##### Data to examine

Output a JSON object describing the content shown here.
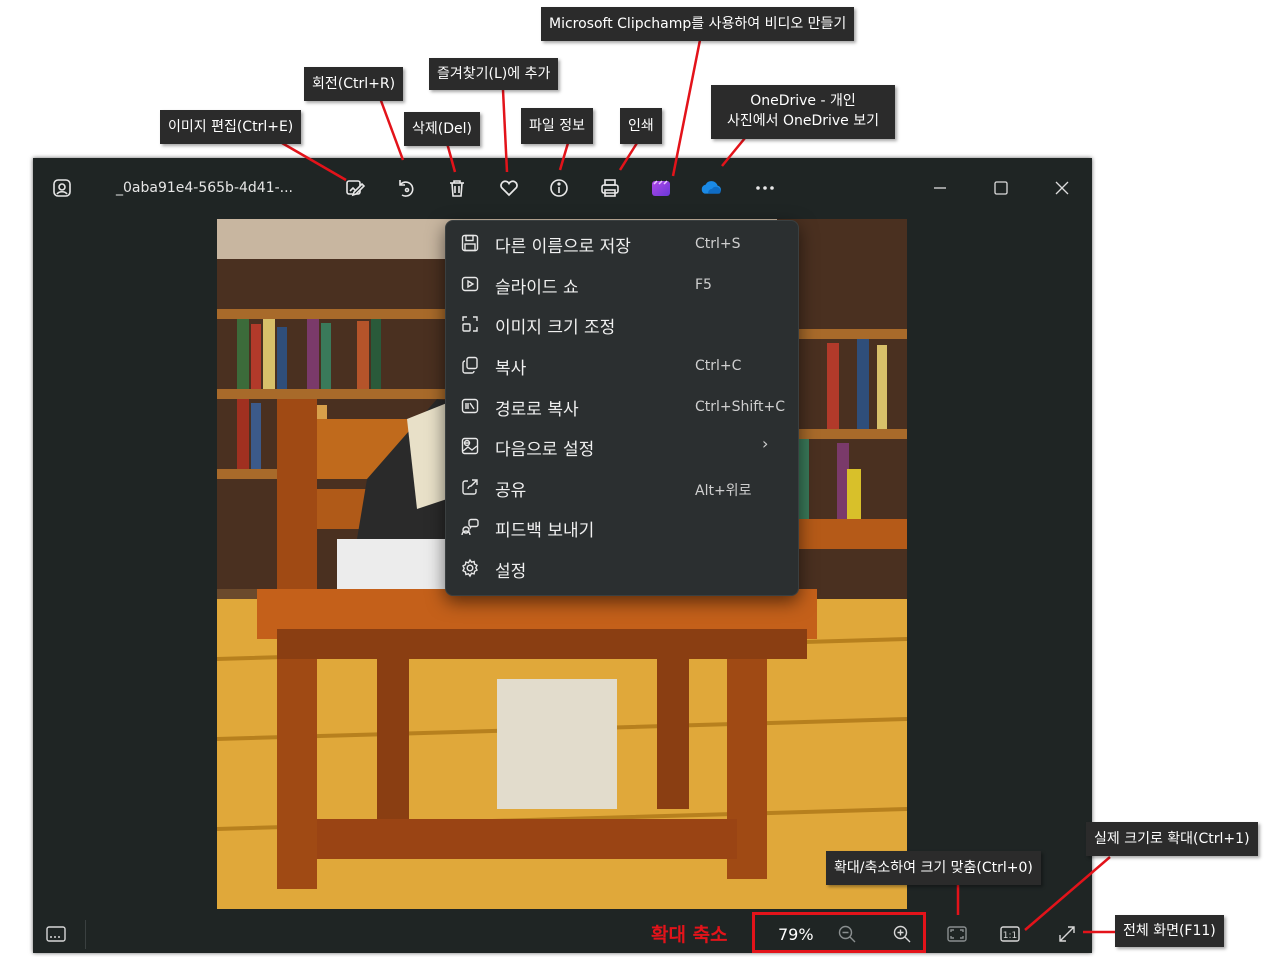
{
  "window": {
    "filename": "_0aba91e4-565b-4d41-...",
    "zoom_percent": "79%"
  },
  "toolbar": {
    "buttons": [
      {
        "name": "edit",
        "icon": "edit-image-icon"
      },
      {
        "name": "rotate",
        "icon": "rotate-icon"
      },
      {
        "name": "delete",
        "icon": "trash-icon"
      },
      {
        "name": "favorite",
        "icon": "heart-icon"
      },
      {
        "name": "info",
        "icon": "info-icon"
      },
      {
        "name": "print",
        "icon": "printer-icon"
      },
      {
        "name": "clipchamp",
        "icon": "clipchamp-icon"
      },
      {
        "name": "onedrive",
        "icon": "onedrive-cloud-icon"
      },
      {
        "name": "more",
        "icon": "more-dots-icon"
      }
    ]
  },
  "menu": {
    "items": [
      {
        "label": "다른 이름으로 저장",
        "shortcut": "Ctrl+S",
        "icon": "save-icon"
      },
      {
        "label": "슬라이드 쇼",
        "shortcut": "F5",
        "icon": "slideshow-icon"
      },
      {
        "label": "이미지 크기 조정",
        "shortcut": "",
        "icon": "resize-image-icon"
      },
      {
        "label": "복사",
        "shortcut": "Ctrl+C",
        "icon": "copy-icon"
      },
      {
        "label": "경로로 복사",
        "shortcut": "Ctrl+Shift+C",
        "icon": "copy-path-icon"
      },
      {
        "label": "다음으로 설정",
        "shortcut": "",
        "icon": "set-as-icon",
        "submenu_arrow": "›"
      },
      {
        "label": "공유",
        "shortcut": "Alt+위로",
        "icon": "share-icon"
      },
      {
        "label": "피드백 보내기",
        "shortcut": "",
        "icon": "feedback-icon"
      },
      {
        "label": "설정",
        "shortcut": "",
        "icon": "settings-icon"
      }
    ]
  },
  "callouts": {
    "edit": "이미지 편집(Ctrl+E)",
    "rotate": "회전(Ctrl+R)",
    "delete": "삭제(Del)",
    "favorite": "즐겨찾기(L)에 추가",
    "info": "파일 정보",
    "print": "인쇄",
    "clipchamp": "Microsoft Clipchamp를 사용하여 비디오 만들기",
    "onedrive_line1": "OneDrive - 개인",
    "onedrive_line2": "사진에서 OneDrive 보기",
    "fit": "확대/축소하여 크기 맞춤(Ctrl+0)",
    "actual": "실제 크기로 확대(Ctrl+1)",
    "fullscreen": "전체 화면(F11)",
    "zoom_label": "확대 축소"
  },
  "colors": {
    "window_bg": "#1f2524",
    "menu_bg": "#2b2f30",
    "annotation_red": "#e3131a",
    "callout_bg": "#2b2b2b",
    "onedrive_blue": "#1a8ae6"
  }
}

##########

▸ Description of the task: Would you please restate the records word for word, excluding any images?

▸ Response:
Output a JSON object describing the content shown here.
{
  "window": {
    "filename": "_0aba91e4-565b-4d41-...",
    "zoom_percent": "79%"
  },
  "toolbar": {
    "buttons": [
      {
        "name": "edit",
        "icon": "edit-image-icon"
      },
      {
        "name": "rotate",
        "icon": "rotate-icon"
      },
      {
        "name": "delete",
        "icon": "trash-icon"
      },
      {
        "name": "favorite",
        "icon": "heart-icon"
      },
      {
        "name": "info",
        "icon": "info-icon"
      },
      {
        "name": "print",
        "icon": "printer-icon"
      },
      {
        "name": "clipchamp",
        "icon": "clipchamp-icon"
      },
      {
        "name": "onedrive",
        "icon": "onedrive-cloud-icon"
      },
      {
        "name": "more",
        "icon": "more-dots-icon"
      }
    ]
  },
  "menu": {
    "items": [
      {
        "label": "다른 이름으로 저장",
        "shortcut": "Ctrl+S",
        "icon": "save-icon"
      },
      {
        "label": "슬라이드 쇼",
        "shortcut": "F5",
        "icon": "slideshow-icon"
      },
      {
        "label": "이미지 크기 조정",
        "shortcut": "",
        "icon": "resize-image-icon"
      },
      {
        "label": "복사",
        "shortcut": "Ctrl+C",
        "icon": "copy-icon"
      },
      {
        "label": "경로로 복사",
        "shortcut": "Ctrl+Shift+C",
        "icon": "copy-path-icon"
      },
      {
        "label": "다음으로 설정",
        "shortcut": "",
        "icon": "set-as-icon",
        "submenu_arrow": "›"
      },
      {
        "label": "공유",
        "shortcut": "Alt+위로",
        "icon": "share-icon"
      },
      {
        "label": "피드백 보내기",
        "shortcut": "",
        "icon": "feedback-icon"
      },
      {
        "label": "설정",
        "shortcut": "",
        "icon": "settings-icon"
      }
    ]
  },
  "callouts": {
    "edit": "이미지 편집(Ctrl+E)",
    "rotate": "회전(Ctrl+R)",
    "delete": "삭제(Del)",
    "favorite": "즐겨찾기(L)에 추가",
    "info": "파일 정보",
    "print": "인쇄",
    "clipchamp": "Microsoft Clipchamp를 사용하여 비디오 만들기",
    "onedrive_line1": "OneDrive - 개인",
    "onedrive_line2": "사진에서 OneDrive 보기",
    "fit": "확대/축소하여 크기 맞춤(Ctrl+0)",
    "actual": "실제 크기로 확대(Ctrl+1)",
    "fullscreen": "전체 화면(F11)",
    "zoom_label": "확대 축소"
  },
  "colors": {
    "window_bg": "#1f2524",
    "menu_bg": "#2b2f30",
    "annotation_red": "#e3131a",
    "callout_bg": "#2b2b2b",
    "onedrive_blue": "#1a8ae6"
  }
}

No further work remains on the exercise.